A Lesson Relearned
By Tom Moore
One of the things I learned from my dad about living life is it is usually a good idea to have a backup plan. Some people call this plan B, alternate plan etc. When the original plan doesn’t go as intended, one had better have some idea or plan in place to fall back on or the consequences may not be pleasant.
Such was the case one morning recently when I decided that I would spend the morning casting lead bullets. My supply of 100 grain semi-wadcutters for the .32 magnum was getting low and since I was in the middle of load development for this bullet, I thought I had better replenish the supply.
A storm had passed through the night before with high winds and rain so everything was soaking wet. This meant that I couldn’t start painting the house as suggested by my wife so a little casting seemed the logical thing to do. I assembled all the stuff and plugged in the old Lee ten pound bottom pour furnace. While it was heating up I made a second pot of coffee, poured a big cup and settled in. It’s hard for me to enjoy a casting session without a cup of coffee nearby.
The pot of lead was melting down as normal. I added enough wheel weight ingots to bring the level almost full. I added some sawdust for flux and stirred it all around. The RCBS mould blocks were now preheated so I started the casting process. After the normal culls the bullets started falling out fully formed and I was off and running. The furnace was behaving really well. There was no dripping at all. Usually I’m faced with some minor dripping which I have learned to live with and when it gets too much I run a length of wire up the nozzle from below to clear out the debris. When I do this, I place an old muffin tin, actually is aluminum, under the nozzle to catch the flow. Usually this is all that is needed to clear the nozzle and stop or minimize the dripping.
The operation was really going well. I was getting into a rhythm and the pile of 100 grainers was growing. About halfway through the pot of lead the dripping started and got the point where I had to perform the wire routine. It worked a couple of times then the dripping would not stop. The metering rod on the Lee furnace has a slot in the top end so one can use a screwdriver to twist the rod back and forth while pressing against the seat to help clear out foreign material from the seat. This did not work either plus the flow was reduced to almost nothing. Obviously something was plugging the orifice but I had been unable to clear it. One more try with the wire, this time with a longer piece to reach further up into the cavity. Using this length of wire and raising the metering rod at the same time cleared the obstruction…..molten lead was now pouring out like it was supposed to.
Lowering the metering rod to shut off the flow all of a sudden did not have any effect on the flow. It was still flowing full bore. Movement of the rod up and down or twisting it made no difference. I had a runaway lead furnace.

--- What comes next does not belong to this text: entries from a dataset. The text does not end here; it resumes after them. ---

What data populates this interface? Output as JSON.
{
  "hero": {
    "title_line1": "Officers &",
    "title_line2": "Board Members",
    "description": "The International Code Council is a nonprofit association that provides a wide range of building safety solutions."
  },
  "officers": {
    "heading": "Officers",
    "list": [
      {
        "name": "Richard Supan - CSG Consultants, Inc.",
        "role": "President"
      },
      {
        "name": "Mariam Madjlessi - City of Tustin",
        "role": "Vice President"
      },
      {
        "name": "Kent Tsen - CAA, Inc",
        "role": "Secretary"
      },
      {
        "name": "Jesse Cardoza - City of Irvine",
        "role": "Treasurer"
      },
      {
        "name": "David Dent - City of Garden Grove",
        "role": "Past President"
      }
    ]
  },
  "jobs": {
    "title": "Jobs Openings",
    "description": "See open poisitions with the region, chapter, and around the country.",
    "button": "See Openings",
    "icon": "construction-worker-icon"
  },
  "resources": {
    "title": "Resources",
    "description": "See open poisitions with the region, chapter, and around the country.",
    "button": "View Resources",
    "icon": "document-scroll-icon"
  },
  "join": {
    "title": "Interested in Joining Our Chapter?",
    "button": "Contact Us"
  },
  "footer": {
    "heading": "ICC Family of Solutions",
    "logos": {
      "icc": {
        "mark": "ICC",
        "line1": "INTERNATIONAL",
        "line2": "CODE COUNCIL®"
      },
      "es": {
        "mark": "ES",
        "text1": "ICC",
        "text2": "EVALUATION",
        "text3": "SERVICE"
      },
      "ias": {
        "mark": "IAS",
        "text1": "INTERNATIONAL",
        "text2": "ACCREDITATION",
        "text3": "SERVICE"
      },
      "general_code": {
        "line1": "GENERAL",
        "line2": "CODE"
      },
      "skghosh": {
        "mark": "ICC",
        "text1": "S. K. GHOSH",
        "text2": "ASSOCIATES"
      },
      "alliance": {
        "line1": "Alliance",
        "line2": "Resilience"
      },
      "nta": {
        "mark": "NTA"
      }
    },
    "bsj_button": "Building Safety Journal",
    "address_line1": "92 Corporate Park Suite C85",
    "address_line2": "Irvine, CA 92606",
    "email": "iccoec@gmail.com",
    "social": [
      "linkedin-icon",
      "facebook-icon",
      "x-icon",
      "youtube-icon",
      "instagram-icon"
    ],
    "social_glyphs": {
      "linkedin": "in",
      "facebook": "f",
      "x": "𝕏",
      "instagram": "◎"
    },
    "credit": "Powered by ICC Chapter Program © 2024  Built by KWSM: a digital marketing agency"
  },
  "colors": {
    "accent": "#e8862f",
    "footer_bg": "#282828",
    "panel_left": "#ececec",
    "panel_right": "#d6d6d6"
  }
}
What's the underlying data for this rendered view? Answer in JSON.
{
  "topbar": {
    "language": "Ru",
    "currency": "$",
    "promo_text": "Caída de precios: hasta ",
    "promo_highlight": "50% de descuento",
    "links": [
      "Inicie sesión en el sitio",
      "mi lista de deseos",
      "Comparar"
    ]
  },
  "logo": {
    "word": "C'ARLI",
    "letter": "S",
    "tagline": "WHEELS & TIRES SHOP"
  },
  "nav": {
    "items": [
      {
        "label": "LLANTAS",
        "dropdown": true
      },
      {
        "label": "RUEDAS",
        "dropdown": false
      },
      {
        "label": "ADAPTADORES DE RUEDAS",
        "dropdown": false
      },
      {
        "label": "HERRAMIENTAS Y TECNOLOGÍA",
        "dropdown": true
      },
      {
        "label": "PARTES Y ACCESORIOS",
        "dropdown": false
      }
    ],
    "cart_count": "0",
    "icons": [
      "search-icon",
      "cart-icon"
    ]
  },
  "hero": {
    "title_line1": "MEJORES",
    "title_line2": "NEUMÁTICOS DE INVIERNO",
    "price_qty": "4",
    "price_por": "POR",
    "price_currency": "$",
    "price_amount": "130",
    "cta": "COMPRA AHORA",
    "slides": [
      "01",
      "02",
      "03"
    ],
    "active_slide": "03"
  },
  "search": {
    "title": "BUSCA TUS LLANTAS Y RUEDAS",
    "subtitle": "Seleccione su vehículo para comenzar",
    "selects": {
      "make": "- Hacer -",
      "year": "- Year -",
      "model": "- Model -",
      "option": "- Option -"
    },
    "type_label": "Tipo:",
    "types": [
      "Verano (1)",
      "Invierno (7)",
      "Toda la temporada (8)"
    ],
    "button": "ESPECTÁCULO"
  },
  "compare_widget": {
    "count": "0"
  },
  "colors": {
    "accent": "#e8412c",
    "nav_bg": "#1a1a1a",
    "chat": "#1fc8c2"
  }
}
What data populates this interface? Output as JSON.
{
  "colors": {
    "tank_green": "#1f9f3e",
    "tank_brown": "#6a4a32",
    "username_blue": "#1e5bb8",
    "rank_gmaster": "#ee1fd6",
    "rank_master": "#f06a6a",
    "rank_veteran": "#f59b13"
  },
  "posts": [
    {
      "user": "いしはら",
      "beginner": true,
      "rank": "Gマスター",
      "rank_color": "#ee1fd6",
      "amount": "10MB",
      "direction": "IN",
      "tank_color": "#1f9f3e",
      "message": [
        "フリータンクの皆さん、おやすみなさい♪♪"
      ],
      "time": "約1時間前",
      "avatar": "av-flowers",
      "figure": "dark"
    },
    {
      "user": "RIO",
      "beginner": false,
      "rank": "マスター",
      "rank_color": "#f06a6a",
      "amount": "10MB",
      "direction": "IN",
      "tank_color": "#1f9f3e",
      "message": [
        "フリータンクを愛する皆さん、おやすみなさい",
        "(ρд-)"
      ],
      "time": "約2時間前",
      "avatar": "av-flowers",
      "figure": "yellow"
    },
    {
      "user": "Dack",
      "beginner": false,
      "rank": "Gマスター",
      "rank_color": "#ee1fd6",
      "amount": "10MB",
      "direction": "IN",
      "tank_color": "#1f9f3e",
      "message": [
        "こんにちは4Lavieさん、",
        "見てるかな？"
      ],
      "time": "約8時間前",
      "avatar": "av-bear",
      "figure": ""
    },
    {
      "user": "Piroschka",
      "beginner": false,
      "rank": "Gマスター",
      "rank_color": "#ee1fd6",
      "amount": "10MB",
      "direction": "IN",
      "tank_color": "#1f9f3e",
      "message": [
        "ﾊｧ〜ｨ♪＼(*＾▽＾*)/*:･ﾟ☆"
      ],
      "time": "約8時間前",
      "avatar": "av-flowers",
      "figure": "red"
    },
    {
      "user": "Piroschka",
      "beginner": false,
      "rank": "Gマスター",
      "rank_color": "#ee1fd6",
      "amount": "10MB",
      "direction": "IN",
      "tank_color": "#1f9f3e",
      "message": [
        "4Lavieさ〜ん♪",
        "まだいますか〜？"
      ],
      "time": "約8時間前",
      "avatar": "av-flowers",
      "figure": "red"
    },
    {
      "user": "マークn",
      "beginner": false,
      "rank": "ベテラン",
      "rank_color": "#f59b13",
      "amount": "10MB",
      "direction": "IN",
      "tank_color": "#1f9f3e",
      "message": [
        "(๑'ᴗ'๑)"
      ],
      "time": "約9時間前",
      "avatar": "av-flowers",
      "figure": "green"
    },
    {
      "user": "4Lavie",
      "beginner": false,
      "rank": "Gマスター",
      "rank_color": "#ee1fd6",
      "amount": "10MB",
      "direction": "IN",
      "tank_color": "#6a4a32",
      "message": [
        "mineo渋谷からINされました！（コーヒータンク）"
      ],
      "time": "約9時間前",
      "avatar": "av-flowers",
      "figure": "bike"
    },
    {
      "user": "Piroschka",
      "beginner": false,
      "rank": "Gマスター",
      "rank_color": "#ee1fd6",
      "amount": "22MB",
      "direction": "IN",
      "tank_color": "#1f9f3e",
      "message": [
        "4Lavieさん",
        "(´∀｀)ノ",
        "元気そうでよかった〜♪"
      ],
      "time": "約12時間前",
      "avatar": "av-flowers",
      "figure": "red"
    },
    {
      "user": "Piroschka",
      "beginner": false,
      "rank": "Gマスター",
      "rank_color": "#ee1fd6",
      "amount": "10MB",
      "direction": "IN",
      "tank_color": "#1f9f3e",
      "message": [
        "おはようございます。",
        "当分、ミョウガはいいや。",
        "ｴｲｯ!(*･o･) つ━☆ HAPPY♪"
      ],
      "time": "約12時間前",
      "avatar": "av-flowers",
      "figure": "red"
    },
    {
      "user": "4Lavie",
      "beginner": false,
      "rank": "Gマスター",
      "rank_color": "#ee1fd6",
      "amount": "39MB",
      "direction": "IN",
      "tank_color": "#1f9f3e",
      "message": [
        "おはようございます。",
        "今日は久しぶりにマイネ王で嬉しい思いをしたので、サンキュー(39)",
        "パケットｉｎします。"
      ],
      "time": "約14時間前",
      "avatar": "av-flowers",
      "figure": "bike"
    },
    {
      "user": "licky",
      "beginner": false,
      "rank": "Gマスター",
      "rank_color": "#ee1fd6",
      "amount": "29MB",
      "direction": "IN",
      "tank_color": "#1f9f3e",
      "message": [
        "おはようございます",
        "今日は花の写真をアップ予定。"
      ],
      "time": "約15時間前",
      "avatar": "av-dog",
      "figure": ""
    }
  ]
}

We’ve all experienced those "oh s____!" times in our lives. Times when we are helpless to change the situation. All we can do is be an observer. This is where I was. Here is this pot of molten lead flowing out at a rate I don’t think it ever has before and it’s filling up that muffin tin at what seems like twice that rate. It reminded me of watching a lava flow, not much one can do but stay out of the way.
As one cavity of the tin is filled, I move it around to the next empty one. This is all I can do, there is nothing else around to catch the lead. The muffin tin is getting real hot and limber and the lead already in the tin is still molten. I keep looking down into the pot to see where the level of molten lead is…..I think it is rising instead of going down.
At last the pot is empty. The muffin tin is so hot and flimsy that I’m not sure I can safely move it. I have managed to grip one side with a pair of needle nose pliers and the other with a rag. Most of the lead is still molten. I get it moved to a safe spot without burning myself or catching anything on fire.
Whew………Where is that cup of coffee???
I did not have a backup plan in place. If the pot had been full of lead when the problem started, the muffin tin would not have been able to contain it all and I would have had a flow of molten lead over the workbench and floor, both made from wood.
This is the first time this has happened to me in over twenty years of casting. It may never happen again, I certainly hope it doesn’t. However, all that is a mute point, I should have "what if" the process and had a backup plan in place. You can be sure I will never again be without a means to empty a full pot of lead during a casting session.
If you use a bottom pour casting furnace, you may want to consider this event happening to you and provide for a means of catching a full pot of molten lead should the need arise.
Food for thought.